▸ **What the task asks**
Scan the records for lines with the string "amount". Say how many there are, and add nothing.

-*-

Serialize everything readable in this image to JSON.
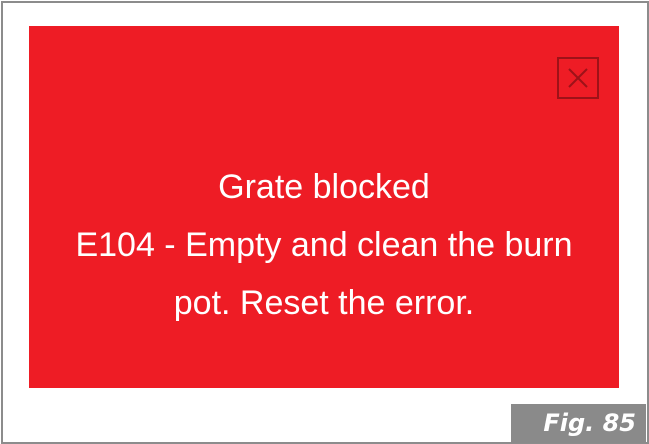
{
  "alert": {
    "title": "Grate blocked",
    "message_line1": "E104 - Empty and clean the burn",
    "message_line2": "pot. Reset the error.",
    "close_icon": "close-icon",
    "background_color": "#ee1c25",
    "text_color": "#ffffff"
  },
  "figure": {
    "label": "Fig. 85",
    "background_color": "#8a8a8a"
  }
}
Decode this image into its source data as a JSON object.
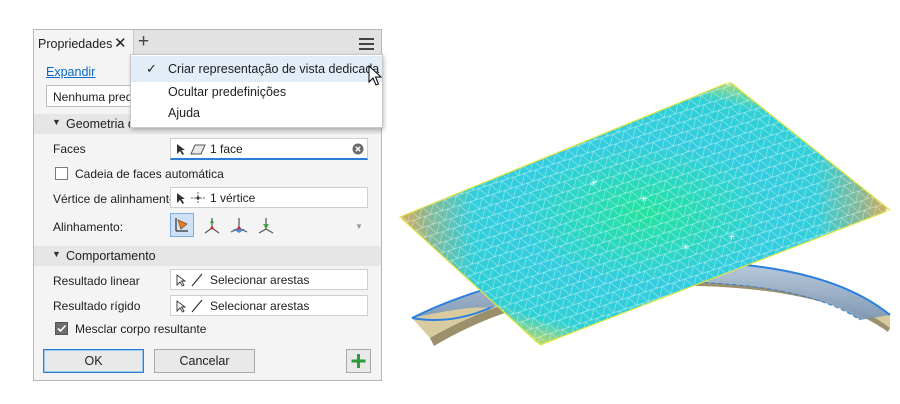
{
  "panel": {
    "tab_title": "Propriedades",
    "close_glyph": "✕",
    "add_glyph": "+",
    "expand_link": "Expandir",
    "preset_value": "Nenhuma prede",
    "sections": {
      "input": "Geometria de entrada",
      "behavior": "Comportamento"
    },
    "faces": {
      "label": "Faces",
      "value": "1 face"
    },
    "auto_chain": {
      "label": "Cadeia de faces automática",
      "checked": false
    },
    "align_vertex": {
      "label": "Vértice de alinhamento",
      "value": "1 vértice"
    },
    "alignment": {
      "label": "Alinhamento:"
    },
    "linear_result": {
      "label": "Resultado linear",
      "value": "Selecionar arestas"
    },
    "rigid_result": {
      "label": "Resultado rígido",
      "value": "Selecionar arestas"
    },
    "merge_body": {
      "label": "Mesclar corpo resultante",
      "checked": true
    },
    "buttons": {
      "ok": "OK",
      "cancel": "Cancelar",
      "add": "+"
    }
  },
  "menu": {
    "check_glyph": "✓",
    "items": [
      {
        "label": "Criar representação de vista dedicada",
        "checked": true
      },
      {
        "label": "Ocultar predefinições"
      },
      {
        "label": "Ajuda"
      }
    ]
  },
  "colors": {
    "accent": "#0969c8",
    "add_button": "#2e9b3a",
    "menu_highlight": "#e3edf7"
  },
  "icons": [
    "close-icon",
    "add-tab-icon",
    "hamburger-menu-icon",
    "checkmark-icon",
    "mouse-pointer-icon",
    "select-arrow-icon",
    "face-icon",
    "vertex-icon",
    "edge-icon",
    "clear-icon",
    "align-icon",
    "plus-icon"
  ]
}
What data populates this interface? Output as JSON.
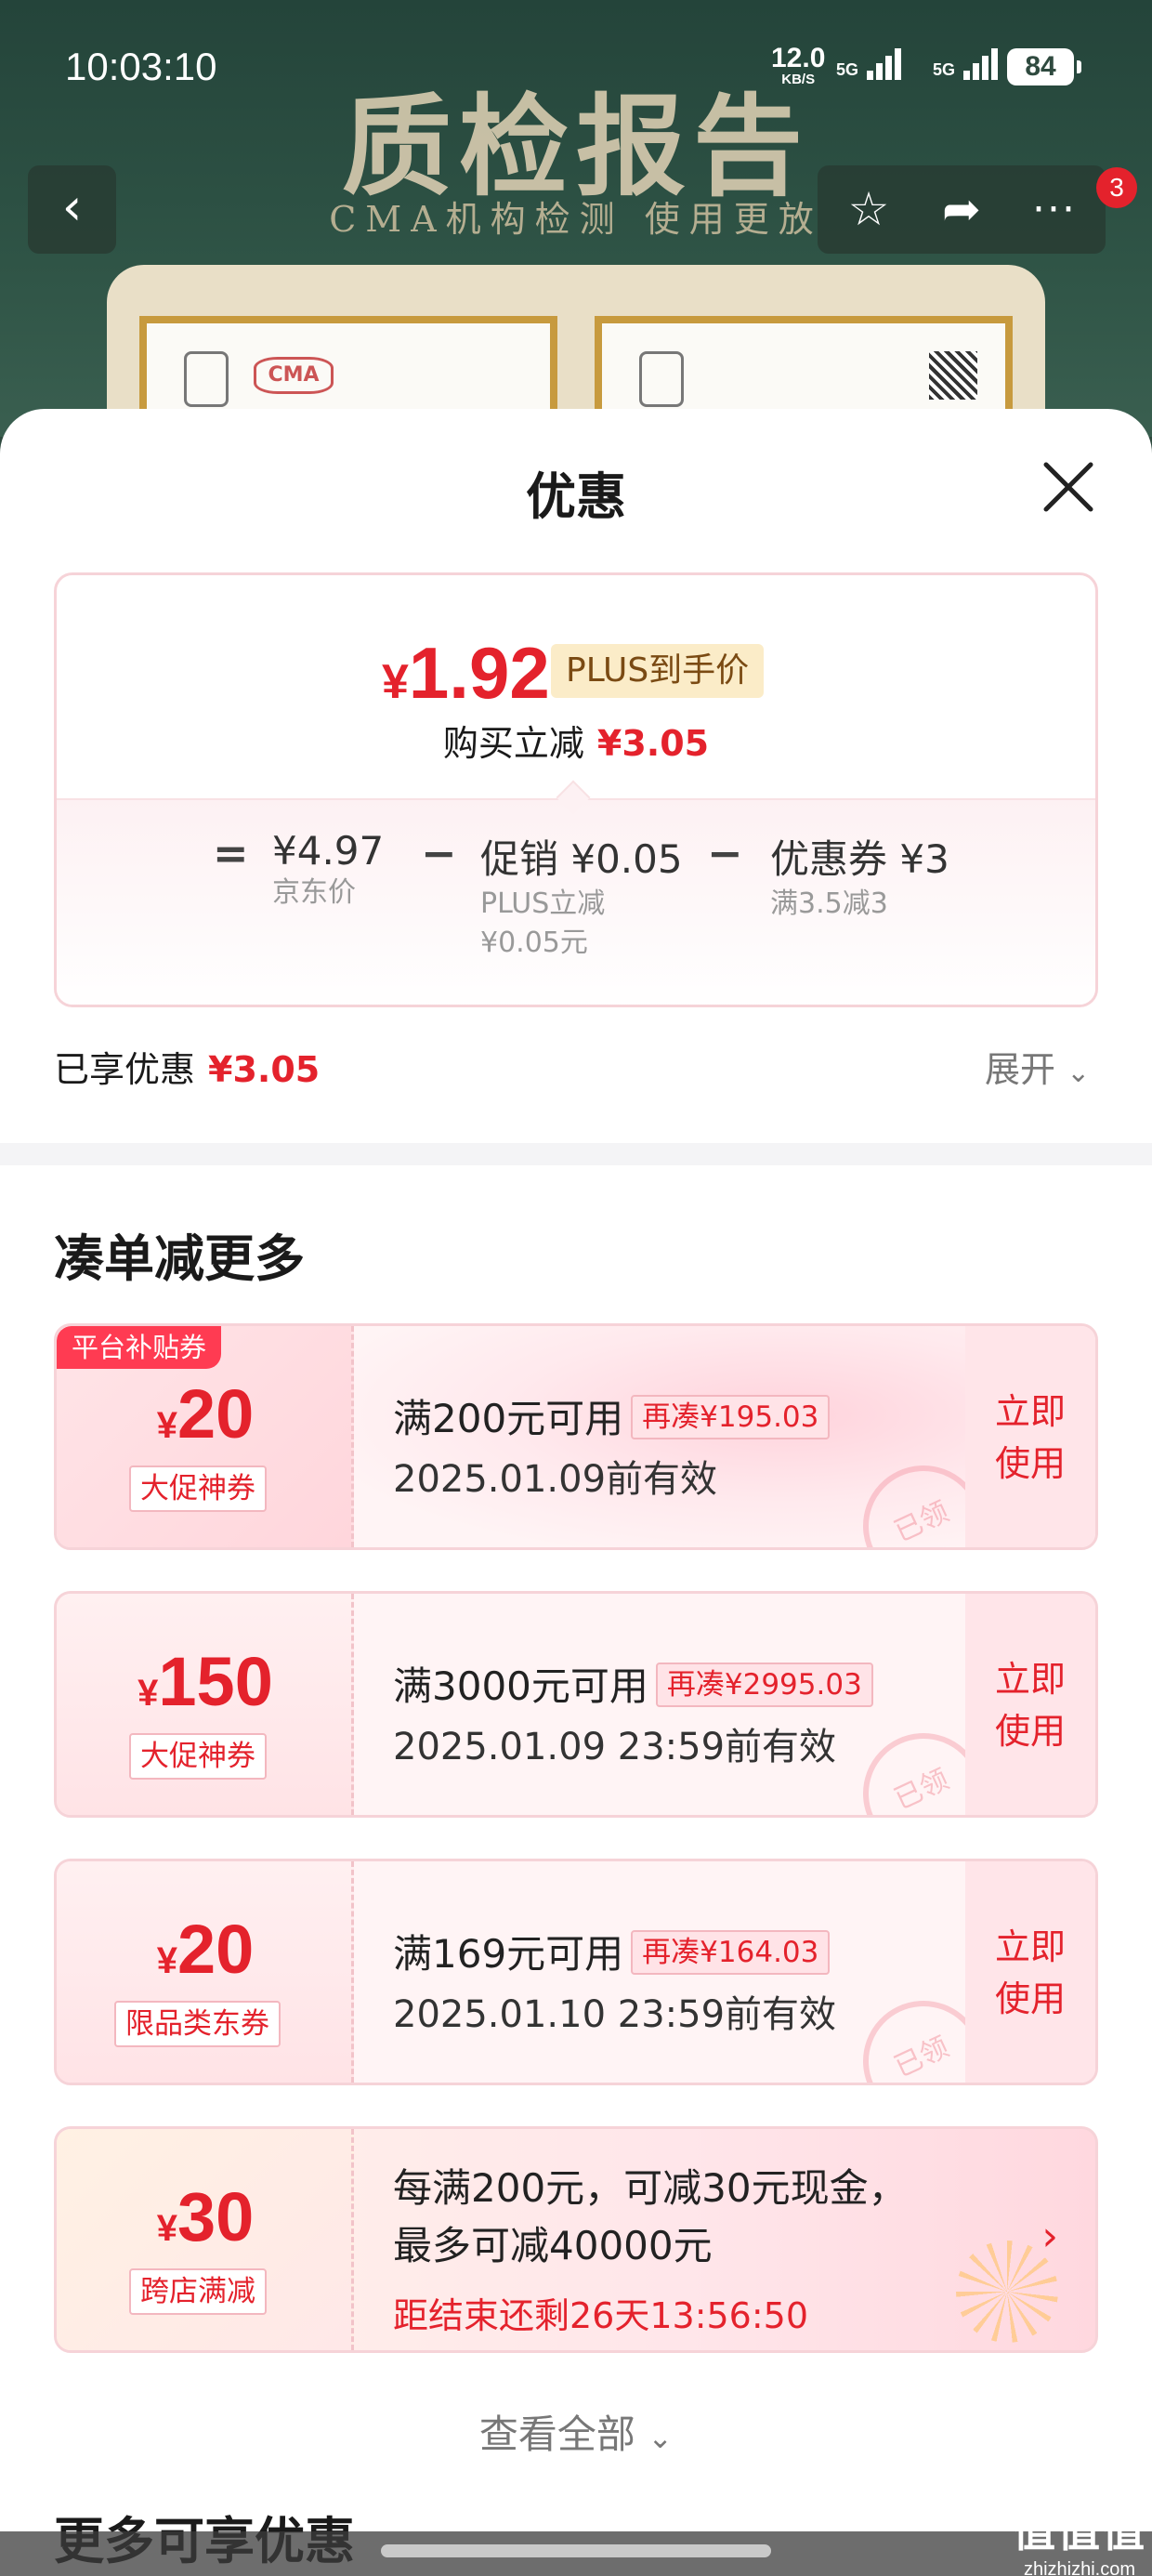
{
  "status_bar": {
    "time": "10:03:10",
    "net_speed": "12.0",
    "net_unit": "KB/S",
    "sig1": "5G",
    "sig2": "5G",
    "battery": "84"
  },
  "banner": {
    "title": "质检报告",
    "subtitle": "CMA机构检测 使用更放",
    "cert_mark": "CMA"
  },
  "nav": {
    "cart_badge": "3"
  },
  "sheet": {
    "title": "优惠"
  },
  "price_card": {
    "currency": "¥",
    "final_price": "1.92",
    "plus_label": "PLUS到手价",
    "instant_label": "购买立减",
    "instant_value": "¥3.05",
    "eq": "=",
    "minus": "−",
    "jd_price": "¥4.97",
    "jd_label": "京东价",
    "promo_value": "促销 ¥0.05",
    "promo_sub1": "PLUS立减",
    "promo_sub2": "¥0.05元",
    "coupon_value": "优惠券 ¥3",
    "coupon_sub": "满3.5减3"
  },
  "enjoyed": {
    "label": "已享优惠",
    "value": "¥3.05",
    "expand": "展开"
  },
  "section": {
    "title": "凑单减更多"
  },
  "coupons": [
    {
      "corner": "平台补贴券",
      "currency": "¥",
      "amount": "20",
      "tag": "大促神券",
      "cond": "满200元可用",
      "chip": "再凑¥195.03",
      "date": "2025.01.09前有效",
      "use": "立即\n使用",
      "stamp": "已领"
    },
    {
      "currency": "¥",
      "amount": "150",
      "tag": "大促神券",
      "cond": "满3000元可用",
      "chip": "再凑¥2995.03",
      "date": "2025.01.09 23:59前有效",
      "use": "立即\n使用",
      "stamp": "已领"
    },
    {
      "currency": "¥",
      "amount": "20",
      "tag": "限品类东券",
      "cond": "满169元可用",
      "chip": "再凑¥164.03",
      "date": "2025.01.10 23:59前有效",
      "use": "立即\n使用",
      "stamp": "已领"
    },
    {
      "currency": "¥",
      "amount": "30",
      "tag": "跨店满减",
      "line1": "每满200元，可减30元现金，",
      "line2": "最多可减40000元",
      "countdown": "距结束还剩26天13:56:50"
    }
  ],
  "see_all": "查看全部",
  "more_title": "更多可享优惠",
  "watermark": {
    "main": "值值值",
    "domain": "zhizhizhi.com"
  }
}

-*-

▸ **Response to this exercise**
4